I have been accused by my wife of being a pack rat. I resolutely hold on to old clothes that I am hoping will come back into style; tools that will never work again; Christmas decorations that haven’t adorned a tree, wreath or door in eons; and lawn and garden equipment that won’t work, year after year.
I’m not cheap, just conservative. It pains me to replace what is given away, because it will surely cost me significantly more today than it did yesterday. These same miserly feelings appear when I consider how we will add to or replace our existing generation facilities.
With the high level of attention devoted to natural gas price volatility, climate legislation and the simple economic rule of supply and demand, in the last few years we’ve been spectators to electricity price fluctuations that have moved higher and higher.
While many of us, especially in states dependent on natural gas, have enjoyed a brief respite from record-setting price increases, we will see the day when prices again go up and never come back down - and that day is probably closer than many of us accept.
What concerns me is that while economists recognize that the future of energy in our country is critical for future economic growth and affordability, no serious contingency planning for an energy sector collapse has been made.
Such an occurrence is lying in wait, and could have enormous cost implications-what I refer to as “portfolio shock.”
Indeed, we may well rue the day we became the masters of central station electric power, because we quickly learned to let demand dictate generation needs. The costs for building new generation were palatable, and building it was easy.
Today’s energy picture, however, is wrought with complexities. The cost of building new generation has surged. We were prevented during the last decade from building new generation that would have been a major shot in the arm for economic recovery today. And each new day brings the need for even more electricity.
During the last 10 years, we’ve seen construction costs for highly efficient natural gas generating plants go from roughly $800 per kilowatt to as much as $1,200 per kW. Those costs will be reflected in what we pay for electricity. This situation is going to lead to portfolio shock.
The same economic principle holds true whether new generation is coal-based or nuclear. Those construction costs have escalated at the same pace and new coal-based generation-if it can be built-will surge even more with potential climate legislation mandates. Add the high costs of alternative generation such as wind and solar, as well as the challenges and costs of transmission, and our nation, which demands more electricity every day, will encounter greater shock.

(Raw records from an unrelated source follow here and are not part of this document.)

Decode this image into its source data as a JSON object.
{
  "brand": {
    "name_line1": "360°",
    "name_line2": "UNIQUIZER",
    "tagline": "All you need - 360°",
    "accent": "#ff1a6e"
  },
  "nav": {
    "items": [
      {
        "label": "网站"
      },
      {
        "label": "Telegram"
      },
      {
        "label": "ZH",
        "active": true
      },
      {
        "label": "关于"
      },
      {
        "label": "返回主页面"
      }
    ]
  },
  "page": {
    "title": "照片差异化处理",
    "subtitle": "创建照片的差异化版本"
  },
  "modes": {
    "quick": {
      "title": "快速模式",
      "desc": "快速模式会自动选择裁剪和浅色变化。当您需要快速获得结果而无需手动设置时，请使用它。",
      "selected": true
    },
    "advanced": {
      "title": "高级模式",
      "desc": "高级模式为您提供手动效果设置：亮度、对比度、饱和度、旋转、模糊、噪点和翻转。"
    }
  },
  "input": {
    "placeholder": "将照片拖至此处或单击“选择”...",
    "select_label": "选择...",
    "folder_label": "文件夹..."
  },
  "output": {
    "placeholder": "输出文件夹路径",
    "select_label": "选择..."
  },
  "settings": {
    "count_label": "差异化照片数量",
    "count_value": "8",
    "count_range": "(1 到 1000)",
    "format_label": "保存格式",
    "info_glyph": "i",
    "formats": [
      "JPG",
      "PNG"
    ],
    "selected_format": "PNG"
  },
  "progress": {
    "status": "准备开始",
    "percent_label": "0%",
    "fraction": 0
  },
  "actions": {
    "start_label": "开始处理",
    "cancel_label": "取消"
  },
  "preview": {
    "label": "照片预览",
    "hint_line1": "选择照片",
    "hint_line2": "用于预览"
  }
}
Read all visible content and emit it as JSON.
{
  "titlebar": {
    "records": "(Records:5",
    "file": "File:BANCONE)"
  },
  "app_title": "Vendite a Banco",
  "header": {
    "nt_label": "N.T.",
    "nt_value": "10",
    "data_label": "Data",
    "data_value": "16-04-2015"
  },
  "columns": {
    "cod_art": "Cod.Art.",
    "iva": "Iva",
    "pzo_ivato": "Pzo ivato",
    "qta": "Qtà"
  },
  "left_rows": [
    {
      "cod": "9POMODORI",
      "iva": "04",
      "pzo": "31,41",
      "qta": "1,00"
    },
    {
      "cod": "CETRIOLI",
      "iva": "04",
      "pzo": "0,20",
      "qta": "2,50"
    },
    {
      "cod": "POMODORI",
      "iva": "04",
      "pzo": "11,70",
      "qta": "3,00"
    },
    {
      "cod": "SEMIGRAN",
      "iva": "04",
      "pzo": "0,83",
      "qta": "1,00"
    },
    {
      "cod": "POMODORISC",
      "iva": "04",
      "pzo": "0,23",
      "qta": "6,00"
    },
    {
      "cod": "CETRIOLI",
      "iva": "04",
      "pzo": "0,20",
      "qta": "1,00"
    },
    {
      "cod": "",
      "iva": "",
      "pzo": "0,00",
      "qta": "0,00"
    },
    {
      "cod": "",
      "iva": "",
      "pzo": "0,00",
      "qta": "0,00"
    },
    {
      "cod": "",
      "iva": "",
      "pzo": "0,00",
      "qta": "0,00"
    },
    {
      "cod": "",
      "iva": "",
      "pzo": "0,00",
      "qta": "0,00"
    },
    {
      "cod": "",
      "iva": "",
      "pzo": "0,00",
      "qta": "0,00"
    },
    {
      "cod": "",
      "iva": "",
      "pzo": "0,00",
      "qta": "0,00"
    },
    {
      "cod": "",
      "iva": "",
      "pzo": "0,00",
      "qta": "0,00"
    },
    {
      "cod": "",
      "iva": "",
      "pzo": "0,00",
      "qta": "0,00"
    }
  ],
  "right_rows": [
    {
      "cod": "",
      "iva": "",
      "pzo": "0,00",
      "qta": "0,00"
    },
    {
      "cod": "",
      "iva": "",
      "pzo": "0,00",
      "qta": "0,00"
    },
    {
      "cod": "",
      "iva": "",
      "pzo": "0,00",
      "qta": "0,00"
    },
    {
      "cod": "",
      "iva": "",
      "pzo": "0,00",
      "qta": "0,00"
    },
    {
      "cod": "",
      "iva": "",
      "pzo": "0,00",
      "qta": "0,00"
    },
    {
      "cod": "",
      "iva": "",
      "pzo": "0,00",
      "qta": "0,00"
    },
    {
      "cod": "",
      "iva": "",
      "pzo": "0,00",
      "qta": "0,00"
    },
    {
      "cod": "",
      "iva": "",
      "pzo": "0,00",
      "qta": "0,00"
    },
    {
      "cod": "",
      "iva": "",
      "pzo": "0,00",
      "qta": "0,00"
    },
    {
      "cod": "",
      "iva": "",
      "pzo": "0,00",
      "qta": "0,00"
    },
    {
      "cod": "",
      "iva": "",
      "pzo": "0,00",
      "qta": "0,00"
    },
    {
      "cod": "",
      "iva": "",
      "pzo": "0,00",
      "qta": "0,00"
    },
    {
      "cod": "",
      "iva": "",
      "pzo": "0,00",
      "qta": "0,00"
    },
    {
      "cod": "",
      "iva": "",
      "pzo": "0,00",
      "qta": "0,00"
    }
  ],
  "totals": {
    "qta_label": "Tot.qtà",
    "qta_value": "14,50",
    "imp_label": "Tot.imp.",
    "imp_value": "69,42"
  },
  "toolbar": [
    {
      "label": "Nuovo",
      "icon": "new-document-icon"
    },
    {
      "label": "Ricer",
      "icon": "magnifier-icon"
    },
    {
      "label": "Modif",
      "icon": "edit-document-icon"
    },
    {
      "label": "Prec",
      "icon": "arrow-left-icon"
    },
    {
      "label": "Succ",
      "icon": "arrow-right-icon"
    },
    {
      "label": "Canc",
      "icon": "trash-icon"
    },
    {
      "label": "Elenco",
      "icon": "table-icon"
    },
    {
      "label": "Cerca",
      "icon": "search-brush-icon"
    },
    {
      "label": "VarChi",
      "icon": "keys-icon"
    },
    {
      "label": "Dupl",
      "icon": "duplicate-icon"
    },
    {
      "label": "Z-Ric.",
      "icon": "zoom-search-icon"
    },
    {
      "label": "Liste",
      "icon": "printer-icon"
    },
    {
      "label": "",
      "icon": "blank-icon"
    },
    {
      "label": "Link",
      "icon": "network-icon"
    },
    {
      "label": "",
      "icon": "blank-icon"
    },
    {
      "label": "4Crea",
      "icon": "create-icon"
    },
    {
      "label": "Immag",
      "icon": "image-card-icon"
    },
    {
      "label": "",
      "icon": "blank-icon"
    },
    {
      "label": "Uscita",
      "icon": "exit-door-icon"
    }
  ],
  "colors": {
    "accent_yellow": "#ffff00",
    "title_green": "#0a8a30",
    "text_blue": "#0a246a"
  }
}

Never has there been a more appropriate time for the consuming public to partner with the electric utility sector to conserve and practice efficiency. Our charge now is greater than merely saving the day. We should provide a vision and a map for future generations to follow. We need to wake up to the realities now before our members and the rest of the consuming public are “shocked” into reality.
If we don’t lay everything on the table now and put our visions into actions, the consequences could make today’s challenges seem trivial.
Ray Beavers is general manager/CEO of United Cooperative Services in Cleburne.